Danesh admitted to skipping some classes in order to publicize the product before Spring break, but he said it was for a greater good.
“Sometimes you just have to put the GPA to the side,” said Danesh. “When you’re working with a student from MIT and Brandeis who has an amazing app, I cannot say ‘no’ to that.”
He said he is unsure whether the message to use the app was broadcasted effectively or if there was a good response from the students.
However, after realizing BU students are having trouble creating an account due to overcapacity, he smiled, knowing that their customers are using and liking the trio’s creation.
BU reactions to the product
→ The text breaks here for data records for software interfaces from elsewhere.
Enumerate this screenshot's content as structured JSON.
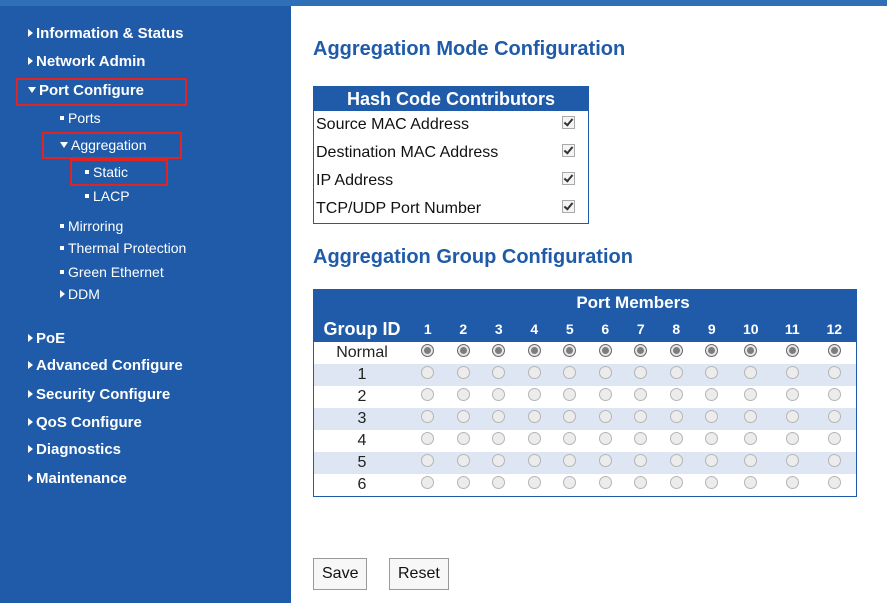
{
  "sidebar": {
    "items": [
      {
        "label": "Information & Status",
        "arrow": "right"
      },
      {
        "label": "Network Admin",
        "arrow": "right"
      },
      {
        "label": "Port Configure",
        "arrow": "down"
      },
      {
        "label": "Ports"
      },
      {
        "label": "Aggregation",
        "arrow": "down"
      },
      {
        "label": "Static"
      },
      {
        "label": "LACP"
      },
      {
        "label": "Mirroring"
      },
      {
        "label": "Thermal Protection"
      },
      {
        "label": "Green Ethernet"
      },
      {
        "label": "DDM",
        "arrow": "right"
      },
      {
        "label": "PoE",
        "arrow": "right"
      },
      {
        "label": "Advanced Configure",
        "arrow": "right"
      },
      {
        "label": "Security Configure",
        "arrow": "right"
      },
      {
        "label": "QoS Configure",
        "arrow": "right"
      },
      {
        "label": "Diagnostics",
        "arrow": "right"
      },
      {
        "label": "Maintenance",
        "arrow": "right"
      }
    ]
  },
  "mode": {
    "title": "Aggregation Mode Configuration",
    "table_header": "Hash Code Contributors",
    "rows": [
      {
        "label": "Source MAC Address",
        "checked": true
      },
      {
        "label": "Destination MAC Address",
        "checked": true
      },
      {
        "label": "IP Address",
        "checked": true
      },
      {
        "label": "TCP/UDP Port Number",
        "checked": true
      }
    ]
  },
  "group": {
    "title": "Aggregation Group Configuration",
    "port_members_label": "Port Members",
    "group_id_label": "Group ID",
    "ports": [
      "1",
      "2",
      "3",
      "4",
      "5",
      "6",
      "7",
      "8",
      "9",
      "10",
      "11",
      "12"
    ],
    "rows": [
      "Normal",
      "1",
      "2",
      "3",
      "4",
      "5",
      "6"
    ],
    "selected_row": "Normal"
  },
  "buttons": {
    "save": "Save",
    "reset": "Reset"
  },
  "colors": {
    "sidebar": "#1f5ba8",
    "accent": "#1f5ba8",
    "highlight_box": "#e02424"
  }
}
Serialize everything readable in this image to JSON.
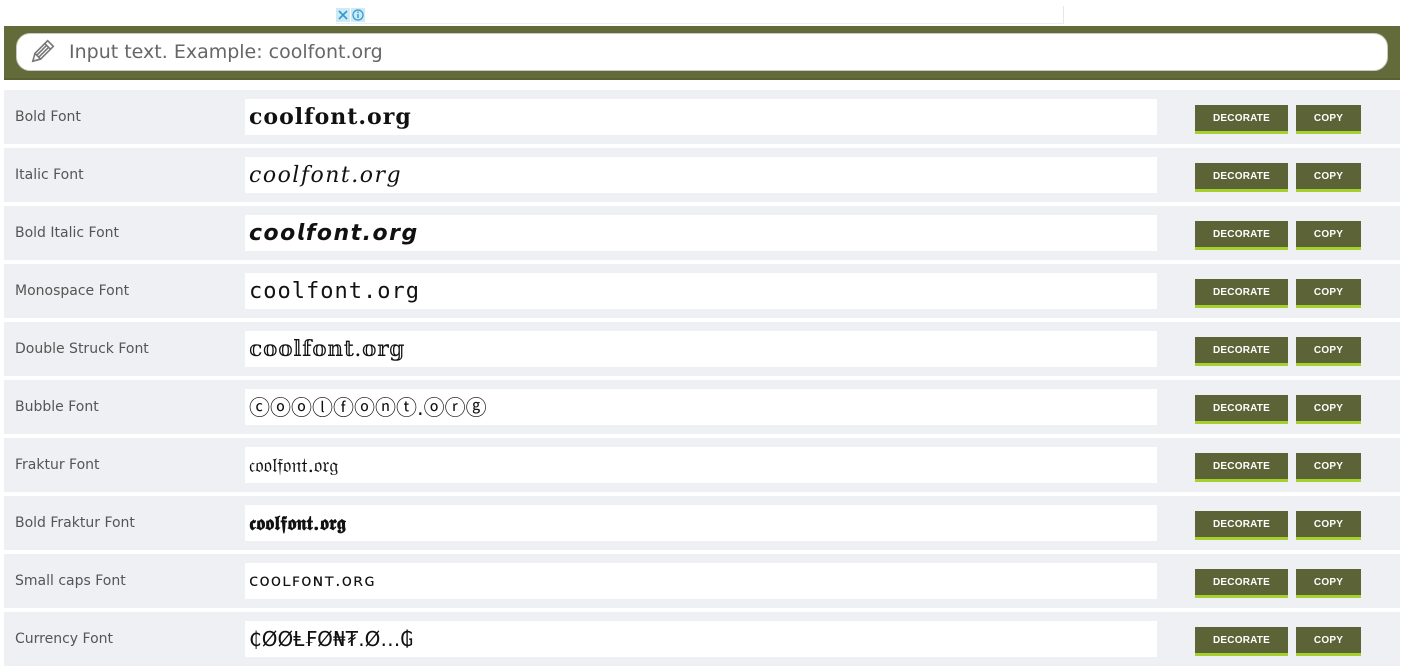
{
  "ad": {
    "close_icon": "close-icon",
    "info_icon": "info-icon"
  },
  "input": {
    "placeholder": "Input text. Example: coolfont.org",
    "icon": "pencil-icon"
  },
  "buttons": {
    "decorate_label": "DECORATE",
    "copy_label": "COPY"
  },
  "fonts": [
    {
      "label": "Bold Font",
      "output": "𝐜𝐨𝐨𝐥𝐟𝐨𝐧𝐭.𝐨𝐫𝐠"
    },
    {
      "label": "Italic Font",
      "output": "𝑐𝑜𝑜𝑙𝑓𝑜𝑛𝑡.𝑜𝑟𝑔"
    },
    {
      "label": "Bold Italic Font",
      "output": "𝙘𝙤𝙤𝙡𝙛𝙤𝙣𝙩.𝙤𝙧𝙜"
    },
    {
      "label": "Monospace Font",
      "output": "𝚌𝚘𝚘𝚕𝚏𝚘𝚗𝚝.𝚘𝚛𝚐"
    },
    {
      "label": "Double Struck Font",
      "output": "𝕔𝕠𝕠𝕝𝕗𝕠𝕟𝕥.𝕠𝕣𝕘"
    },
    {
      "label": "Bubble Font",
      "output": "ⓒⓞⓞⓛⓕⓞⓝⓣ.ⓞⓡⓖ"
    },
    {
      "label": "Fraktur Font",
      "output": "𝔠𝔬𝔬𝔩𝔣𝔬𝔫𝔱.𝔬𝔯𝔤"
    },
    {
      "label": "Bold Fraktur Font",
      "output": "𝖈𝖔𝖔𝖑𝖋𝖔𝖓𝖙.𝖔𝖗𝖌"
    },
    {
      "label": "Small caps Font",
      "output": "ᴄᴏᴏʟꜰᴏɴᴛ.ᴏʀɢ"
    },
    {
      "label": "Currency Font",
      "output": "₵ØØⱠ₣Ø₦₮.Ø…₲"
    }
  ],
  "colors": {
    "bar_olive": "#646b3a",
    "button_olive": "#5c6336",
    "button_accent": "#a6d02e",
    "row_bg": "#eff0f3"
  }
}
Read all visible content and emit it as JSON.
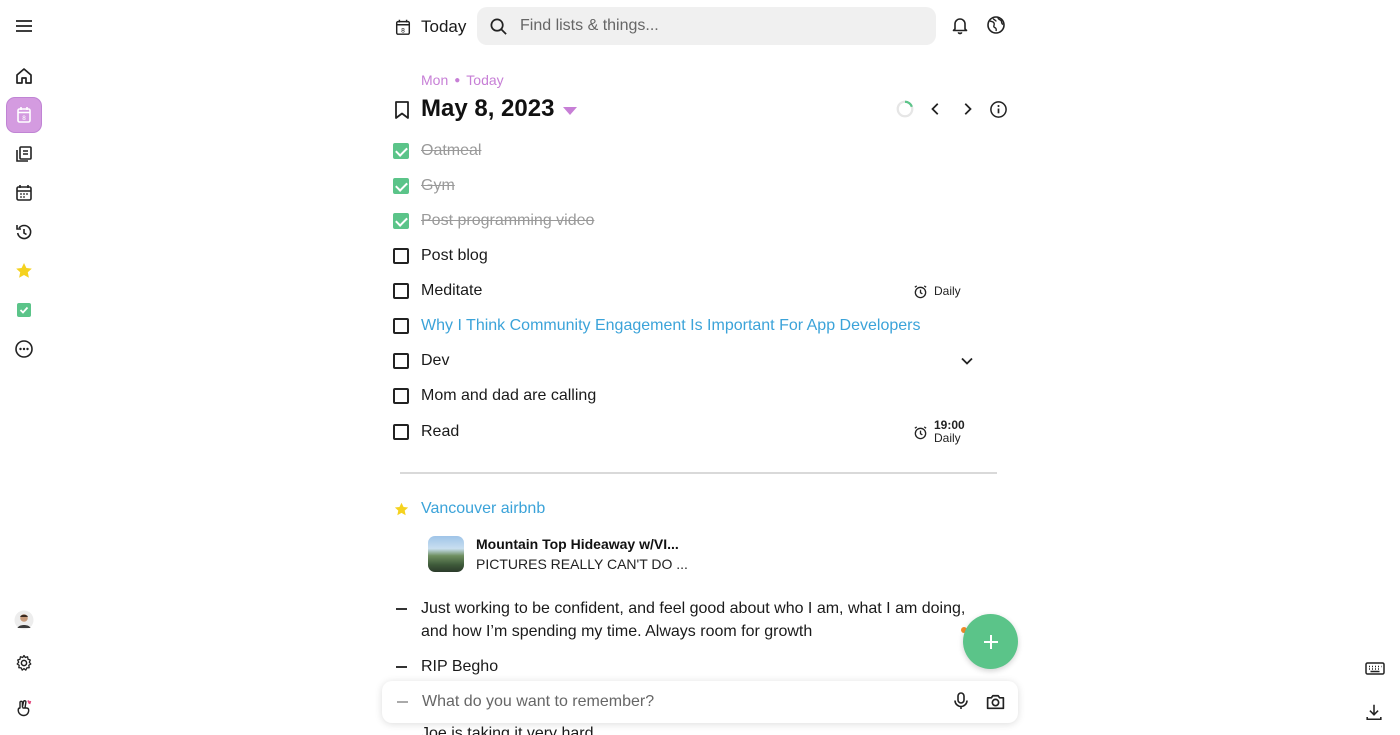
{
  "header": {
    "today_label": "Today",
    "search_placeholder": "Find lists & things..."
  },
  "date": {
    "weekday": "Mon",
    "relative": "Today",
    "title": "May 8, 2023"
  },
  "tasks": [
    {
      "label": "Oatmeal",
      "done": true
    },
    {
      "label": "Gym",
      "done": true
    },
    {
      "label": "Post programming video",
      "done": true
    },
    {
      "label": "Post blog",
      "done": false
    },
    {
      "label": "Meditate",
      "done": false,
      "repeat": "Daily"
    },
    {
      "label": "Why I Think Community Engagement Is Important For App Developers",
      "done": false,
      "link": true
    },
    {
      "label": "Dev",
      "done": false,
      "expandable": true
    },
    {
      "label": "Mom and dad are calling",
      "done": false
    },
    {
      "label": "Read",
      "done": false,
      "time": "19:00",
      "repeat": "Daily"
    }
  ],
  "favorite": {
    "title": "Vancouver airbnb",
    "card_title": "Mountain Top Hideaway w/VI...",
    "card_subtitle": "PICTURES REALLY CAN'T DO ..."
  },
  "notes": [
    "Just working to be confident, and feel good about who I am, what I am doing, and how I’m spending my time. Always room for growth",
    "RIP Begho",
    "Joe is taking it very hard"
  ],
  "composer": {
    "placeholder": "What do you want to remember?"
  },
  "colors": {
    "accent_purple": "#c77fd6",
    "done_green": "#5bc489",
    "link_blue": "#3ba3d9",
    "star_yellow": "#f5d21f"
  }
}
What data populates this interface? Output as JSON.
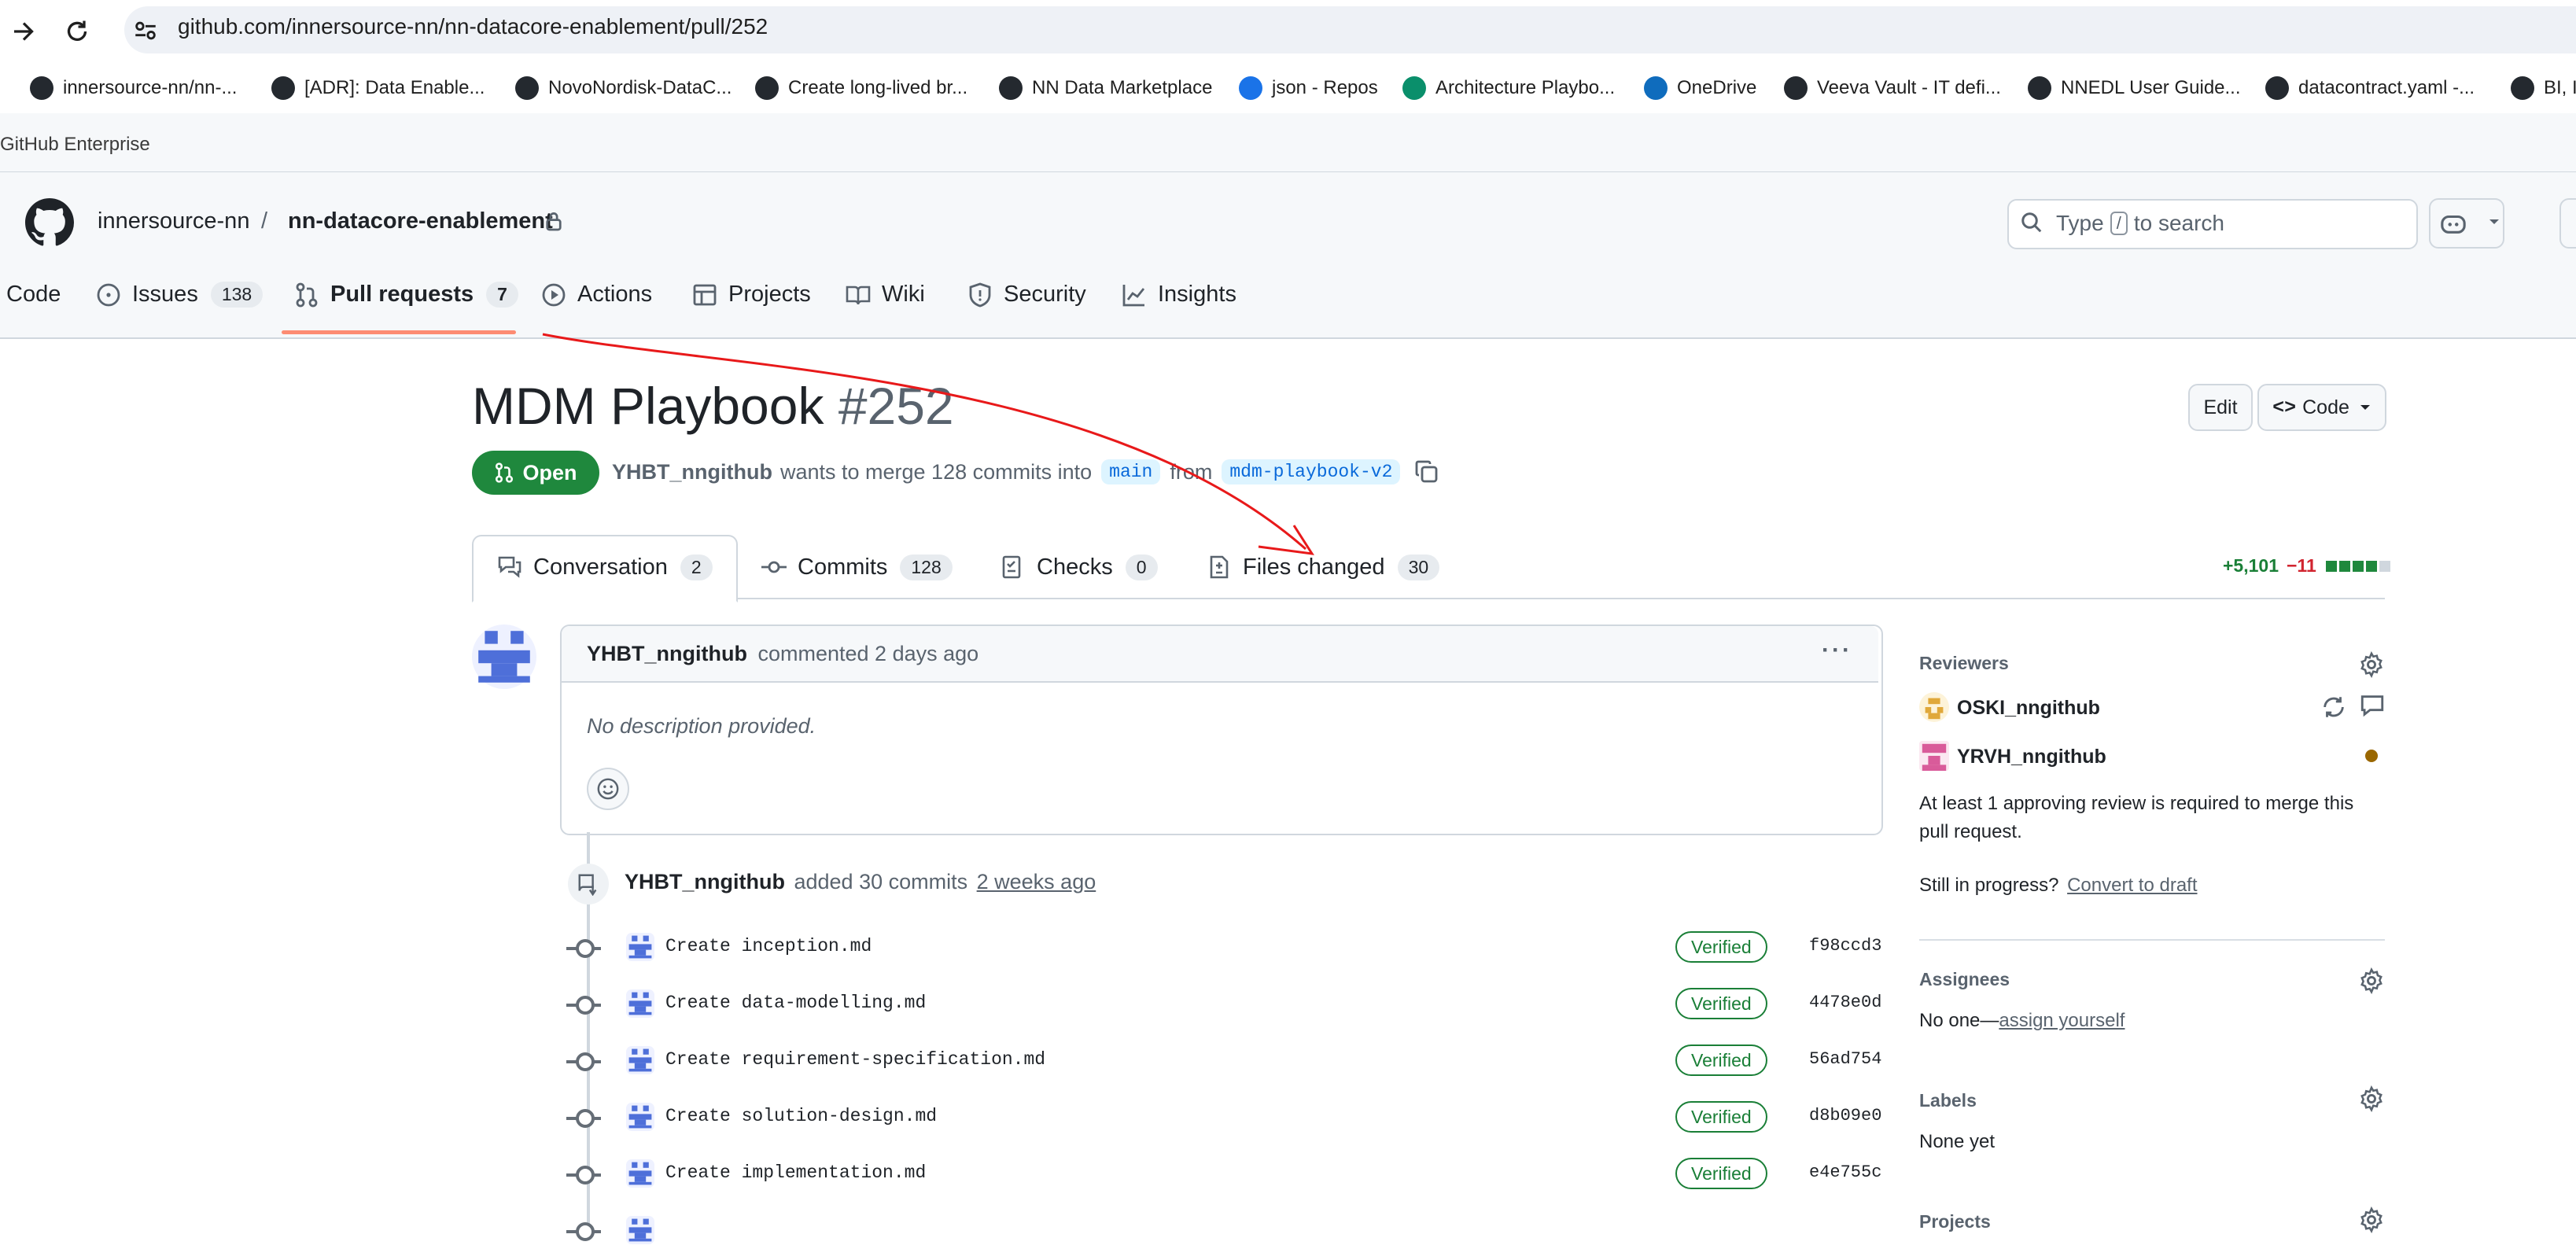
{
  "browser": {
    "url": "github.com/innersource-nn/nn-datacore-enablement/pull/252",
    "bookmarks": [
      "innersource-nn/nn-...",
      "[ADR]: Data Enable...",
      "NovoNordisk-DataC...",
      "Create long-lived br...",
      "NN Data Marketplace",
      "json - Repos",
      "Architecture Playbo...",
      "OneDrive",
      "Veeva Vault - IT defi...",
      "NNEDL User Guide...",
      "datacontract.yaml -...",
      "BI, I"
    ],
    "enterprise_label": "GitHub Enterprise"
  },
  "header": {
    "owner": "innersource-nn",
    "separator": "/",
    "repo": "nn-datacore-enablement",
    "search_text_before": "Type",
    "search_key": "/",
    "search_text_after": "to search"
  },
  "repo_nav": [
    {
      "label": "Code",
      "count": null,
      "icon": "code-icon"
    },
    {
      "label": "Issues",
      "count": "138",
      "icon": "issue-opened-icon"
    },
    {
      "label": "Pull requests",
      "count": "7",
      "icon": "git-pull-request-icon"
    },
    {
      "label": "Actions",
      "count": null,
      "icon": "play-icon"
    },
    {
      "label": "Projects",
      "count": null,
      "icon": "table-icon"
    },
    {
      "label": "Wiki",
      "count": null,
      "icon": "book-icon"
    },
    {
      "label": "Security",
      "count": null,
      "icon": "shield-icon"
    },
    {
      "label": "Insights",
      "count": null,
      "icon": "graph-icon"
    }
  ],
  "pr": {
    "title": "MDM Playbook",
    "number": "#252",
    "edit_label": "Edit",
    "code_label": "Code",
    "state": "Open",
    "author": "YHBT_nngithub",
    "merge_text": "wants to merge 128 commits into",
    "base": "main",
    "from_text": "from",
    "head": "mdm-playbook-v2",
    "tabs": [
      {
        "label": "Conversation",
        "count": "2",
        "icon": "comment-discussion-icon"
      },
      {
        "label": "Commits",
        "count": "128",
        "icon": "git-commit-icon"
      },
      {
        "label": "Checks",
        "count": "0",
        "icon": "checklist-icon"
      },
      {
        "label": "Files changed",
        "count": "30",
        "icon": "file-diff-icon"
      }
    ],
    "additions": "+5,101",
    "deletions": "−11"
  },
  "comment": {
    "author": "YHBT_nngithub",
    "action": "commented 2 days ago",
    "body": "No description provided."
  },
  "commits_event": {
    "author": "YHBT_nngithub",
    "text": "added 30 commits",
    "time": "2 weeks ago",
    "commits": [
      {
        "msg": "Create inception.md",
        "badge": "Verified",
        "sha": "f98ccd3"
      },
      {
        "msg": "Create data-modelling.md",
        "badge": "Verified",
        "sha": "4478e0d"
      },
      {
        "msg": "Create requirement-specification.md",
        "badge": "Verified",
        "sha": "56ad754"
      },
      {
        "msg": "Create solution-design.md",
        "badge": "Verified",
        "sha": "d8b09e0"
      },
      {
        "msg": "Create implementation.md",
        "badge": "Verified",
        "sha": "e4e755c"
      }
    ]
  },
  "sidebar": {
    "reviewers_title": "Reviewers",
    "reviewers": [
      "OSKI_nngithub",
      "YRVH_nngithub"
    ],
    "review_note": "At least 1 approving review is required to merge this pull request.",
    "in_progress": "Still in progress?",
    "convert_link": "Convert to draft",
    "assignees_title": "Assignees",
    "assignees_none": "No one—",
    "assign_link": "assign yourself",
    "labels_title": "Labels",
    "labels_none": "None yet",
    "projects_title": "Projects"
  },
  "colors": {
    "accent_open": "#1f883d",
    "link_blue": "#0969da",
    "annotation_arrow": "#e8191a",
    "nav_underline": "#fd8c73"
  }
}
Since Split My Taxi is relatively new, some students said they are still trying to familiarize themselves with this new technological innovation and questioning the usage and safety.
Valentina Liu, a CAS sophomore, said she would use the application because it might save her money. However she also said she has concerns regarding her safety, even if she is riding with another BU student.
“What if the other person sounds really nice on the phone, but not in person,” Liu said. “I’m also concerned, as a girl, for my safety when I’m traveling with a stranger.”
As for possible alterations or upgrades in the design, she said she would like if the app would show the “hotspots” in the area. Instead of waiting around in a place where there are few BU students, it could locate areas where there are many students getting picked up by a taxi or requesting for one.
“It’s a great way to save some extra cash because it’s basically carpooling,” said Rania Ezzo, a CAS sophomore.
Ezzo said she used the app once before to take a cab from her dorm in South Campus to Newbury Street. The app matched her with another girl from BU who was leaving from the South Campus area and headed in the same direction. She said the biggest challenge was figuring out how to split the fare.
“We both saved money because we split the cab, but the splitting of the cab is not actually built into the app and you have to work that out beforehand,” she said.
Ezzo said she would use the app again because taxi fare is often expensive.
“I would definitely be up for using it again, especially riding to and from the airport. I spend a lot of my money doing that,” she said. “It ranges from anywhere between $50 to $70.”
Ezzo said the app is convenient, but could also be a way to meet new people.
“Since [the app is] only for university students, I feel like it’s a lot safer than riding with some random stranger,” Ezzo said. “I feel like the idea is more for convenience, but you never really know where you’ll meet a friend.”
Other students, such as CAS sophomore Samantha Chasse, said they would rather save even more money by taking public transit Chasse said she takes the T and will continue to take the T, even if it is a longer ride. Furthermore, she said scheduling with another student may be time-consuming and a hassle.
“Taking the T is still cheaper than a cab,” said Chasse. “Also, my concern is coordinating with the other person. What if the other person didn’t show up?”
Professional opinion for moving forward
SMG professor Kathy Kram, who specializes in organizational behavior, said she believes students will find this app valuable. However, she did express concerns regarding the safety when being matched with a stranger.
“If [the application] shows the gender, women can decide if they prefer to be matched up with another woman in order to be safe,” Kram said.
The three creators have no intention of charging for the app thus far, but Kram said if they decide to do so in the future, she advised them to conduct further market research, for example, of how often students take a taxi. That decision will have to depend on whether the students find it useful on a regular basis.
The young entrepreneurs are continuing to develop their product. Eagle is coding a function for the application with which students can book a taxi online. The project will expand to Harvard University, MIT, Northeastern University and all major universities in Boston within the next few weeks before students head out on their Spring break, Eagle said.